Sri Lanka floods recede, toll hits 113
May 27, 2017 18:49 PM GMT+0530 | 0 Comment(s)
ECONOMYNEXT - Flood waters were receding on Saturday with only few showers in the worst affected areas where a military-led relief operation reached all marooned villagers as the monsoon death toll hit 113.
Authorities stepped up, sending cooked food and other essentials to tens of thousands of people who were forced out of their flooded homes in seven districts. Kalutara and Ratnapura reported the highest deaths, almost all of them caused by the collapse of mountain sides on homes.
Neighbouring India was the first to rush to aid. New Delhi sent Indian navy vessel INS Kirch with inflatable boats, medical supplies and doctors.

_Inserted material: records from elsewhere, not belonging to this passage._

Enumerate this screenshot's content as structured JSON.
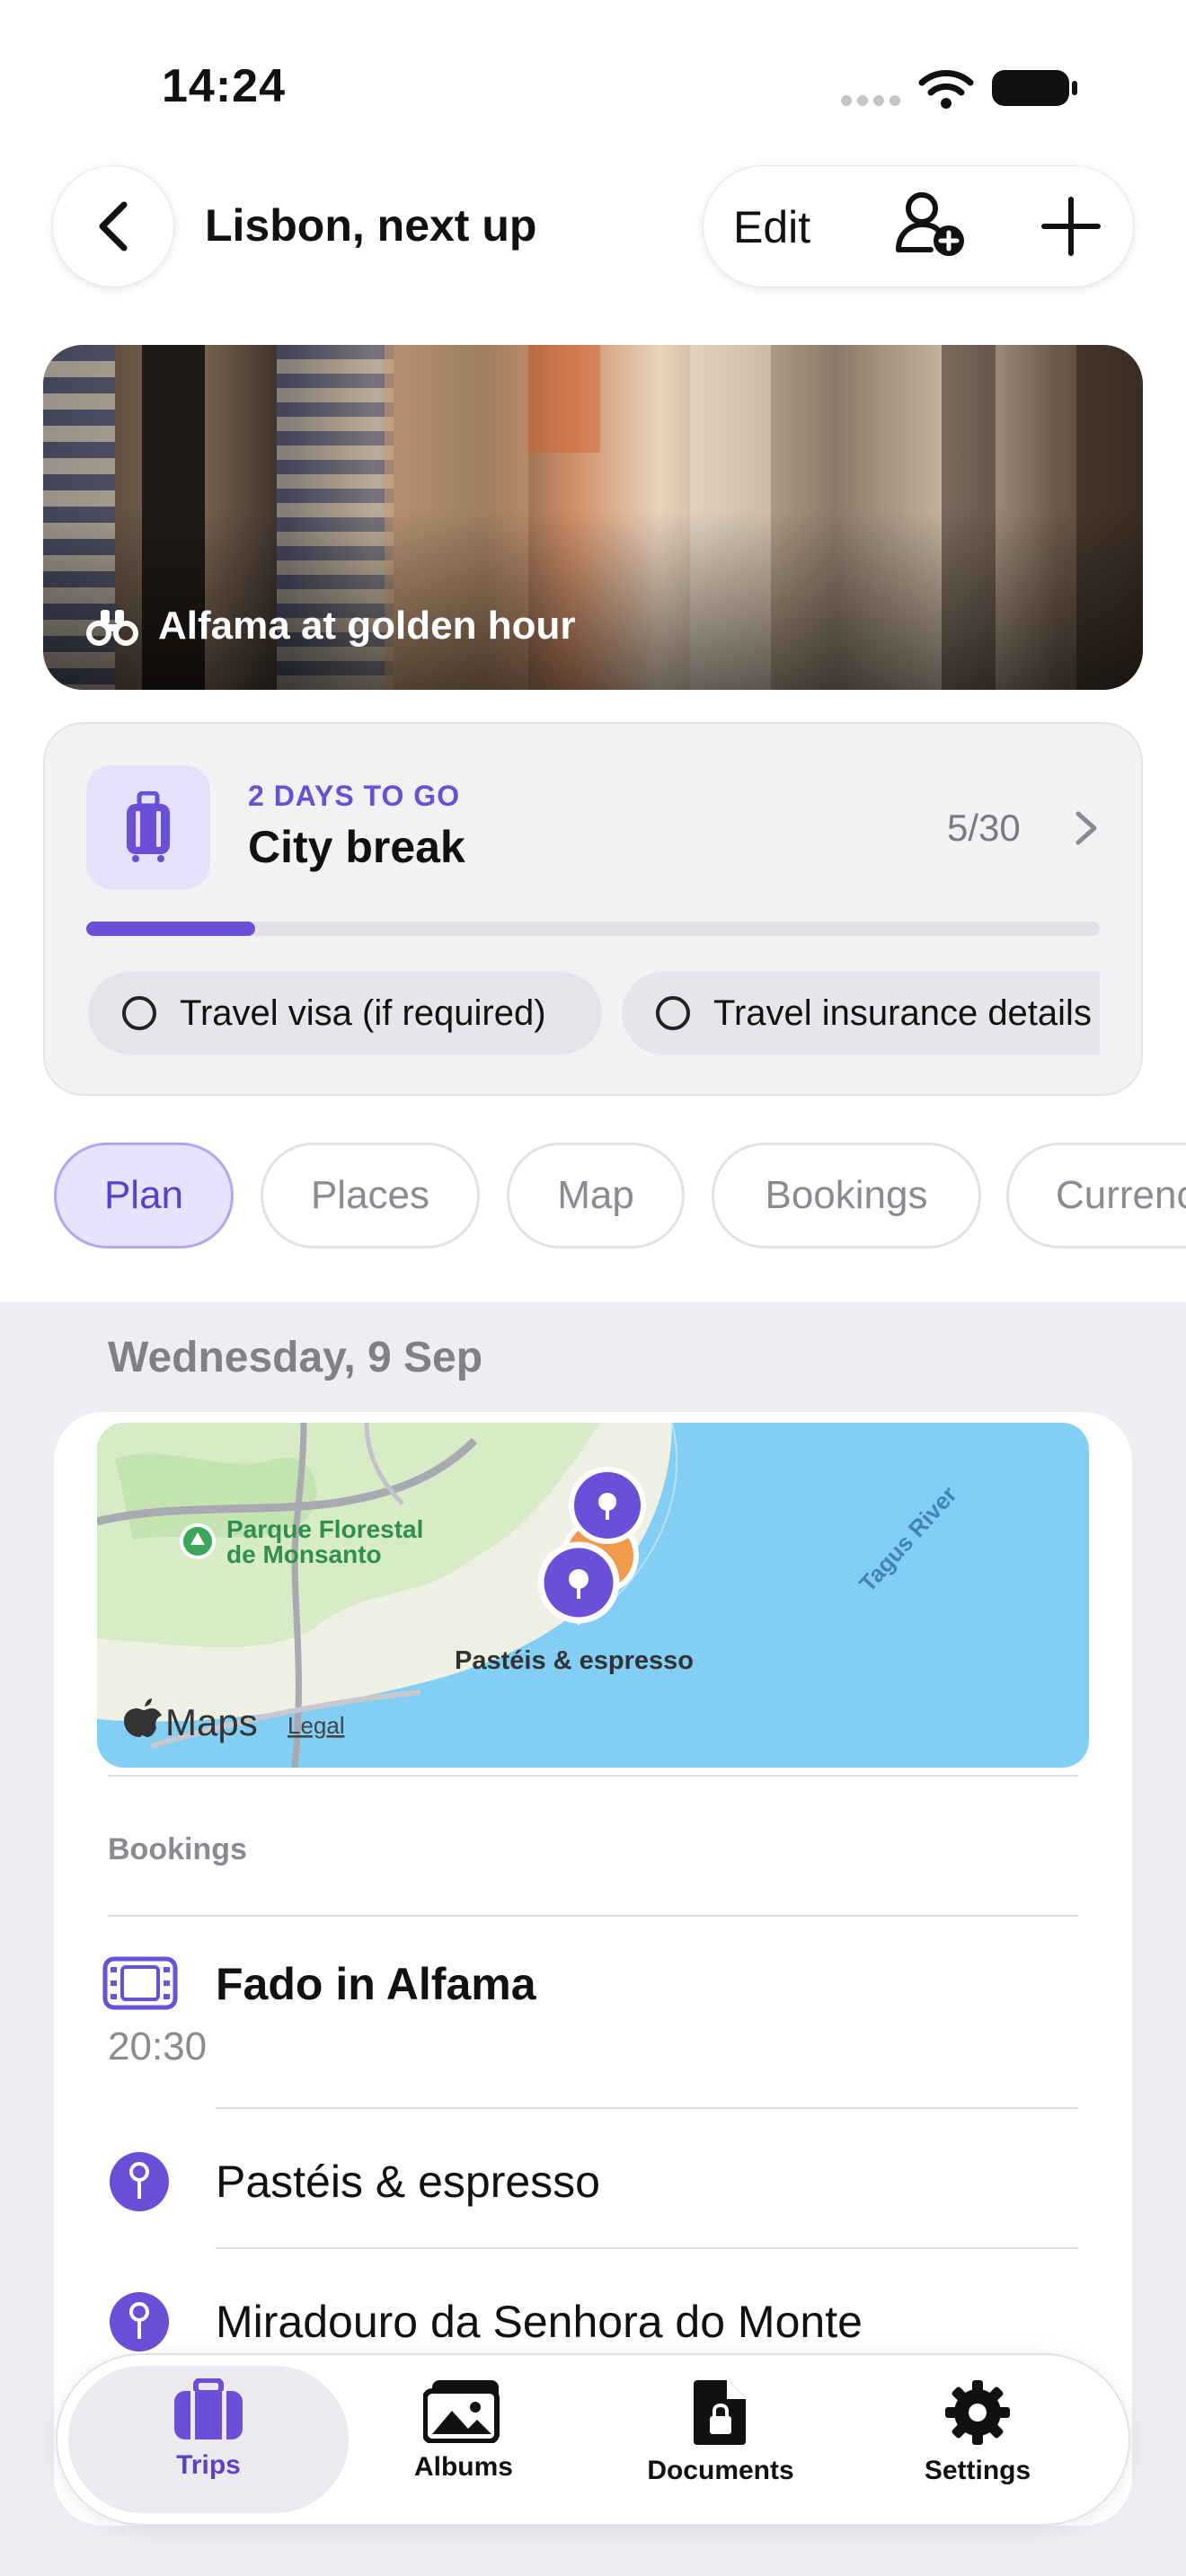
{
  "status_bar": {
    "time": "14:24"
  },
  "header": {
    "title": "Lisbon, next up",
    "edit_label": "Edit"
  },
  "hero": {
    "caption": "Alfama at golden hour"
  },
  "countdown": {
    "label": "2 DAYS TO GO",
    "trip_name": "City break",
    "progress_text": "5/30",
    "progress_fraction": 0.167,
    "chips": [
      {
        "label": "Travel visa (if required)"
      },
      {
        "label": "Travel insurance details"
      }
    ]
  },
  "tabs": [
    {
      "label": "Plan",
      "active": true
    },
    {
      "label": "Places",
      "active": false
    },
    {
      "label": "Map",
      "active": false
    },
    {
      "label": "Bookings",
      "active": false
    },
    {
      "label": "Currency",
      "active": false
    }
  ],
  "day": {
    "heading": "Wednesday, 9 Sep",
    "map": {
      "park_label_line1": "Parque Florestal",
      "park_label_line2": "de Monsanto",
      "river_label": "Tagus River",
      "pin_label": "Pastéis & espresso",
      "maps_brand": "Maps",
      "legal": "Legal"
    },
    "section_label": "Bookings",
    "booking": {
      "title": "Fado in Alfama",
      "time": "20:30"
    },
    "places": [
      {
        "title": "Pastéis & espresso"
      },
      {
        "title": "Miradouro da Senhora do Monte"
      }
    ]
  },
  "tabbar": {
    "items": [
      {
        "label": "Trips",
        "active": true
      },
      {
        "label": "Albums",
        "active": false
      },
      {
        "label": "Documents",
        "active": false
      },
      {
        "label": "Settings",
        "active": false
      }
    ]
  },
  "colors": {
    "accent": "#6a4fd8",
    "accent_light": "#e8e3fc",
    "content_background": "#eeedf3",
    "water": "#7fcdf3"
  }
}
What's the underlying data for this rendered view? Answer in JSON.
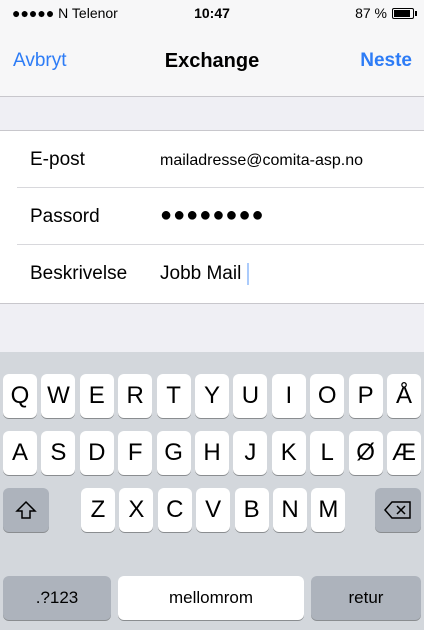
{
  "status": {
    "carrier": "●●●●● N Telenor",
    "time": "10:47",
    "battery": "87 %",
    "battery_level": 0.87
  },
  "navbar": {
    "cancel": "Avbryt",
    "title": "Exchange",
    "next": "Neste"
  },
  "form": {
    "email_label": "E-post",
    "email_value": "mailadresse@comita-asp.no",
    "password_label": "Passord",
    "password_value": "●●●●●●●●",
    "description_label": "Beskrivelse",
    "description_value": "Jobb Mail"
  },
  "keyboard": {
    "row1": [
      "Q",
      "W",
      "E",
      "R",
      "T",
      "Y",
      "U",
      "I",
      "O",
      "P",
      "Å"
    ],
    "row2": [
      "A",
      "S",
      "D",
      "F",
      "G",
      "H",
      "J",
      "K",
      "L",
      "Ø",
      "Æ"
    ],
    "row3": [
      "Z",
      "X",
      "C",
      "V",
      "B",
      "N",
      "M"
    ],
    "numbers": ".?123",
    "space": "mellomrom",
    "return": "retur",
    "shift_icon": "shift-icon",
    "backspace_icon": "backspace-icon"
  }
}
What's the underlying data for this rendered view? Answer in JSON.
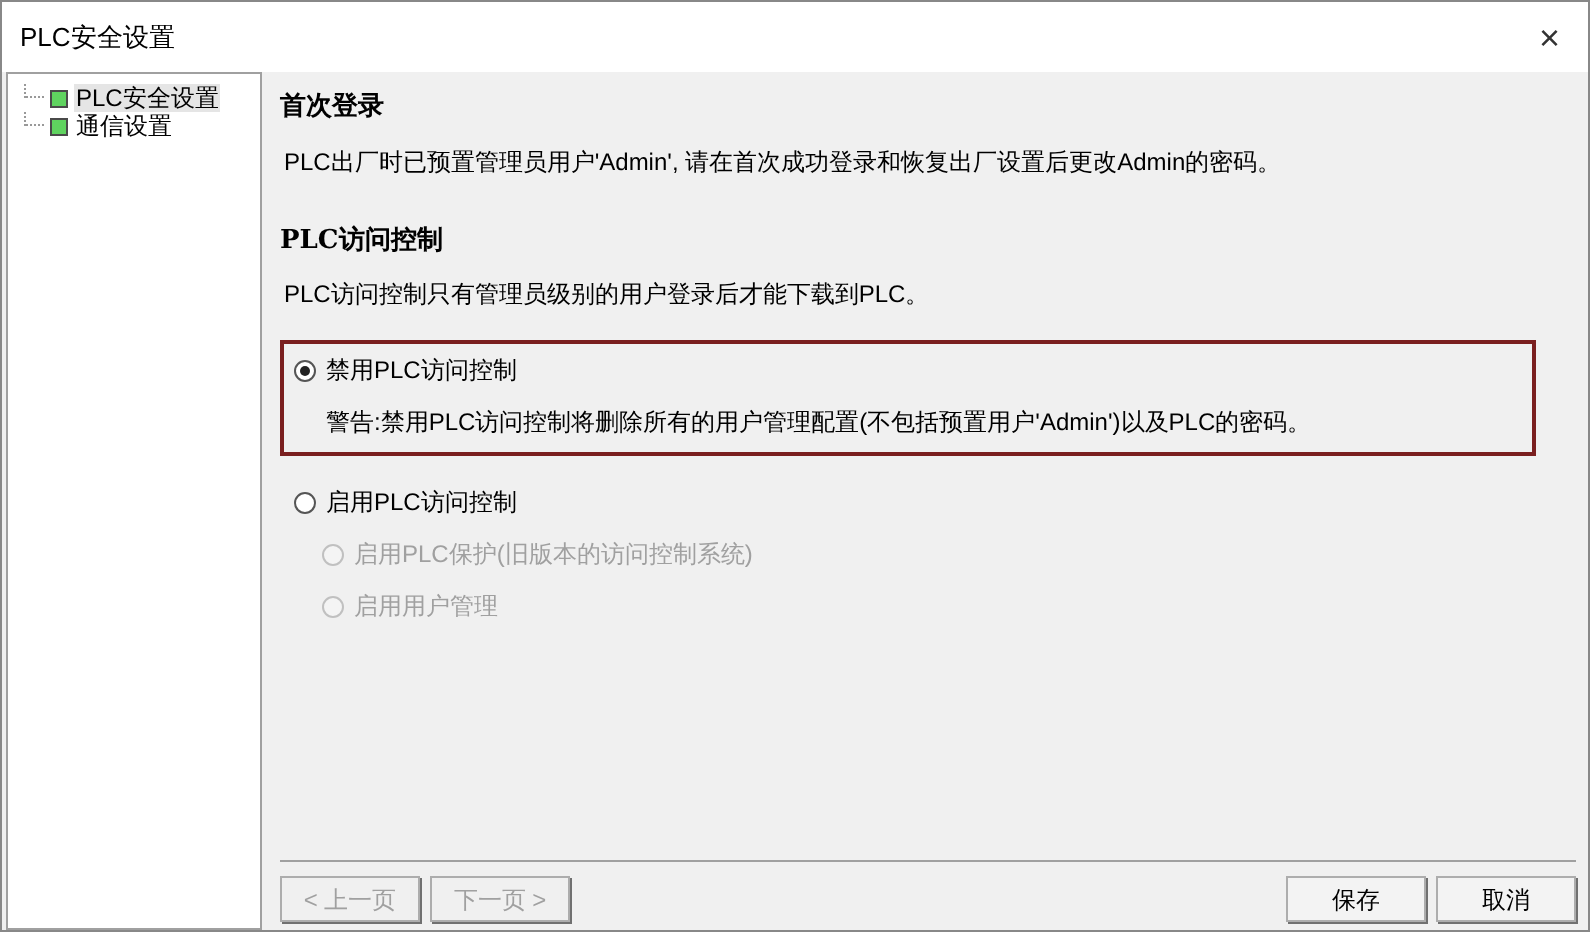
{
  "window": {
    "title": "PLC安全设置",
    "close": "×"
  },
  "tree": {
    "items": [
      {
        "label": "PLC安全设置",
        "selected": true
      },
      {
        "label": "通信设置",
        "selected": false
      }
    ]
  },
  "sections": [
    {
      "heading": "首次登录",
      "text": "PLC出厂时已预置管理员用户'Admin', 请在首次成功登录和恢复出厂设置后更改Admin的密码。"
    },
    {
      "heading": "PLC访问控制",
      "text": "PLC访问控制只有管理员级别的用户登录后才能下载到PLC。"
    }
  ],
  "options": [
    {
      "label": "禁用PLC访问控制",
      "selected": true,
      "disabled": false,
      "warning": "警告:禁用PLC访问控制将删除所有的用户管理配置(不包括预置用户'Admin')以及PLC的密码。"
    },
    {
      "label": "启用PLC访问控制",
      "selected": false,
      "disabled": false,
      "children": [
        {
          "label": "启用PLC保护(旧版本的访问控制系统)",
          "selected": false,
          "disabled": true
        },
        {
          "label": "启用用户管理",
          "selected": false,
          "disabled": true
        }
      ]
    }
  ],
  "nav_buttons": [
    {
      "label": "< 上一页",
      "disabled": true
    },
    {
      "label": "下一页 >",
      "disabled": true
    }
  ],
  "action_buttons": [
    {
      "label": "保存",
      "disabled": false
    },
    {
      "label": "取消",
      "disabled": false
    }
  ]
}
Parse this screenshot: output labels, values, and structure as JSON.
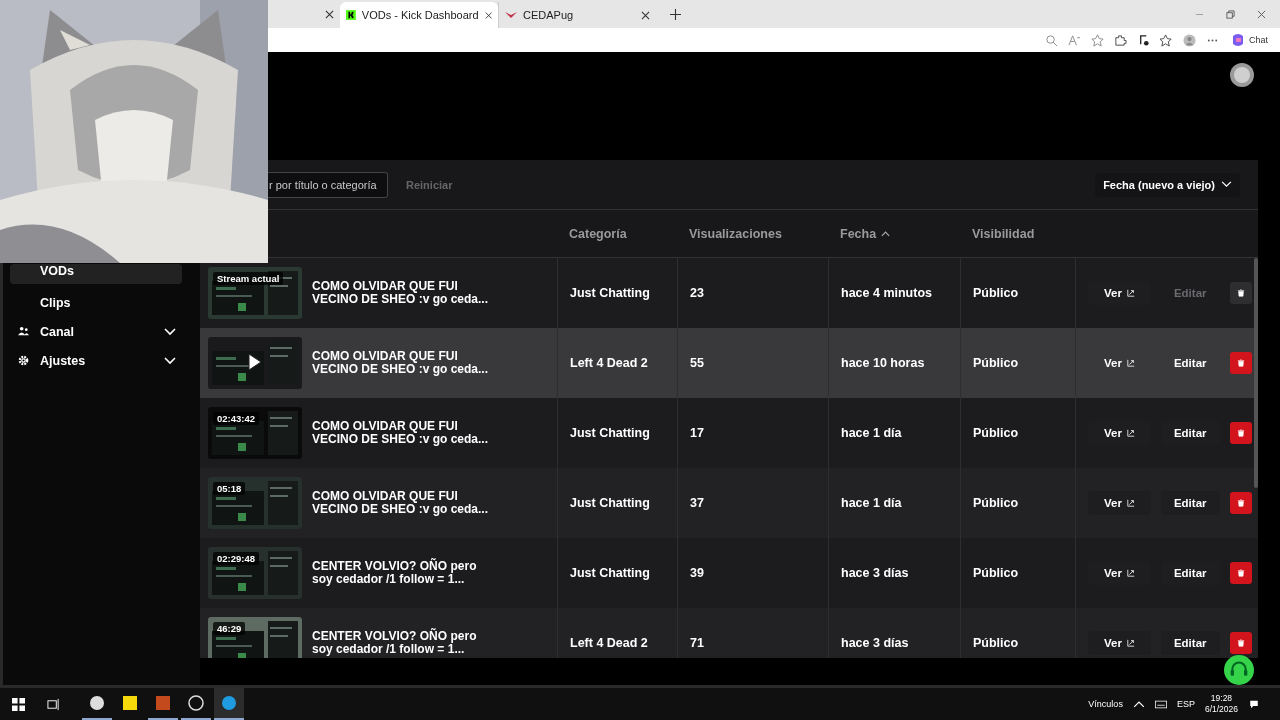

Pakistan said it was in talks with Sri Lankan authorities to identify its needs. It reminded that only a few weeks ago it had donated 10,000 tonnes of rice as drought relief to Sri Lanka.
Official sources said 460,000 people were affected by the flooding caused by Friday’s intense monsoon deluge.
The met office noted that the rains had subsided, but there could be a spike in showers on Monday and Tuesday. However, the office said it did not expect rains to be as intense as Friday.
Friday’s rain had triggered the worst flooding and landslides in 14 years in the southern and western parts of the country. The Disaster Management Centre (DMC) said 113 people were confirmed killed, while another 110 were missing.
The military-conducted search operations in landslide-hit areas and the air force deployed five aircraft for rescue operations and another five to transport emergency supplies to villagers who could not be reached by road.
Home Affairs Minister Vajira Abeywardena said that, while the worst of the rain was over, there was a danger of fresh flooding downstream.
He urged people living in low-lying areas to move to higher ground. He said the government was air--dropping 10,000 life jackets for marooned people until they could be moved to safer ground.
President Maithripala Sirisena, who returned from a state visit to Australia, rushed to Kalutara, just south of the capital Colombo, to supervise relief operations. "I visited the disaster-affected Kalutara district this morning. The government will give new houses to those who lost their homes,” the President said on twitter.
In the village of Bulathsinhala, relatives were seen loading coffins of 10 victims onto army-armoured personnel carriers to transport them across flooded streets to high ground for burial.
There were similar scenes in the adjoining Ratnapura district, the island's gem capital, which was also flooded.
The flooding is the worst since May 2003 when 250 people were killed and 10,000 homes destroyed after a similarly powerful monsoon, officials said.
Monsoon rains last year caused flooding and landslides, killing just over 100 people.
The DMC said the latest monsoon ended a prolonged drought that had threatened agriculture as well as hydropower generation. (COLOMBO, May 27, 2017)